The President's unhinged tweet storm of Saturday, 3/3, felt like something from the Old Vet. Everything is so unfair. Mr. Trump had spent last Tuesday doing the hardest thing he'd done in a very long time: acting a Presidential part so effectively that the media coverage accepted him as at last somehow coming into his own. It was a hard effort. We saw him practicing in the limo, over and over. It was real time acting. No re-takes permitted. And yet within two days Jeff Sessions had taken over the stage that was supposed to be his alone. Even his entrance at the construction site known as the USS Gerald Ford, heralded by Lee Greenwood's “Proud to be an American,” did not eclipse the breaking news of the moment, that Mr. Sessions had recused himself. No one cared that Trump had promised two more aircraft carriers of equal value, $13 billion each! Sessions had left the stage, and Mr. Trump had not been informed. Yesterday Sessions was summoned to a meeting at the so-called “Southern White House.”

Unfortunately, Mr. Trump's job is not to act Presidential for an hour, but to be Presidential, 24/7, for the whole term. It isn't fair. It must be Mr. Obama's fault, or Sessions, or Priebus. Someone. Before the tweets were done yesterday Mr. Trump moved on to another critique of the old show, The Apprentice,” where he'd graduated to real professional acting. He rode into the Florida mansion and golf club where he lives with his head up above the roof of the limo, red Great Again hat at full mast. The servants no doubt clapped and cheered as he rode past, like some NASCAR driver in the back of a pickup before the race.

The Old Vet has a new look in his eye. It makes me think of Joni Mitchell's song about her visit to Furry Lewis's place, in Memphis. He drinks her liquor, but then says, “I don't like you.” It's a small blessing that the Old Vet can't sit and listen to the teevee news any more. It would just make it all that much worse.
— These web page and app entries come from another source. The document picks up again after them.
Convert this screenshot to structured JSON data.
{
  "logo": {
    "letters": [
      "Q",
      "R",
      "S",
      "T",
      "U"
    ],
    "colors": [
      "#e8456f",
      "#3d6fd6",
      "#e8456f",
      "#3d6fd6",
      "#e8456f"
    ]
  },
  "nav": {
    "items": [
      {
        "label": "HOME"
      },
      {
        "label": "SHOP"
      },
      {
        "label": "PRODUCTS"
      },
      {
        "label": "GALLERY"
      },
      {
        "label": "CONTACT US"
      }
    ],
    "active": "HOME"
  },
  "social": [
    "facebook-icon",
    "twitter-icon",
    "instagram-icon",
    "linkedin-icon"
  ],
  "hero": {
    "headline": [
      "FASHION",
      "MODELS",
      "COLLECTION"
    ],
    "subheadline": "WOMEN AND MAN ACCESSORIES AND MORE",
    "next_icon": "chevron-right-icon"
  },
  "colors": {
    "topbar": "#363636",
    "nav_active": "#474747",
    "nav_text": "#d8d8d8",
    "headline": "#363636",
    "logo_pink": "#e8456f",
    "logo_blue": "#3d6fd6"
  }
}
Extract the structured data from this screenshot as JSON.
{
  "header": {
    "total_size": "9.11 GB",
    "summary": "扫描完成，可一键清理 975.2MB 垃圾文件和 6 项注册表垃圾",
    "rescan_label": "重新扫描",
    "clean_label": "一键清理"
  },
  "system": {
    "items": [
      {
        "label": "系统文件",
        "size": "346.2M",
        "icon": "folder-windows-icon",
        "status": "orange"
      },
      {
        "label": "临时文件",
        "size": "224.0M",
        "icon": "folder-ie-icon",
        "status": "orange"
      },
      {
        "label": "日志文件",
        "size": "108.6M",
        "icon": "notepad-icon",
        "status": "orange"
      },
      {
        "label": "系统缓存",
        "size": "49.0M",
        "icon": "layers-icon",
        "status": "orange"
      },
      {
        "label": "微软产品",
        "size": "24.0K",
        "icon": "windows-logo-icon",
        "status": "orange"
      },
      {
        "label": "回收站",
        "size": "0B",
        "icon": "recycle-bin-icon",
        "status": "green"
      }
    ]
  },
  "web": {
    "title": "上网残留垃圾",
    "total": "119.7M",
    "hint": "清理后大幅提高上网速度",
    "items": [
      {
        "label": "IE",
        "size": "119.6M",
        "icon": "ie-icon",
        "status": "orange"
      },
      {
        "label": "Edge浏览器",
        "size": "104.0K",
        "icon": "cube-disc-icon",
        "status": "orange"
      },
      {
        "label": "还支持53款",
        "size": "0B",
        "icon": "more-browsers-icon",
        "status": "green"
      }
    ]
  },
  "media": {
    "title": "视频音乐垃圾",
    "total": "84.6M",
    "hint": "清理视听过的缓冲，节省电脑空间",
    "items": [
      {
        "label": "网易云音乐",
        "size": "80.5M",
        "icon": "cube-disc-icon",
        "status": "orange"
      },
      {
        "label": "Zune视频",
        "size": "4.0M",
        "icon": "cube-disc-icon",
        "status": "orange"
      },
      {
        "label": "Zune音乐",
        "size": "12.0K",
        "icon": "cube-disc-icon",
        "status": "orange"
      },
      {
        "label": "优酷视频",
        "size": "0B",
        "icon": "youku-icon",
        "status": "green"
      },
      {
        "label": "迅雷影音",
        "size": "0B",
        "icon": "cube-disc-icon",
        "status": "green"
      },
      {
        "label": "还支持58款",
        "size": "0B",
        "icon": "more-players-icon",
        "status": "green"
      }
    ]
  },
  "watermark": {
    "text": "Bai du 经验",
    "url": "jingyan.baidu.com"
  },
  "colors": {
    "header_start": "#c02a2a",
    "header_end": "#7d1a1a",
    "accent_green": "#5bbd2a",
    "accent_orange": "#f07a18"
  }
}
Friday he told Libby that they needed to straighten out the Gideon Bible situation right away. It was worrying him in the night.

For those who read: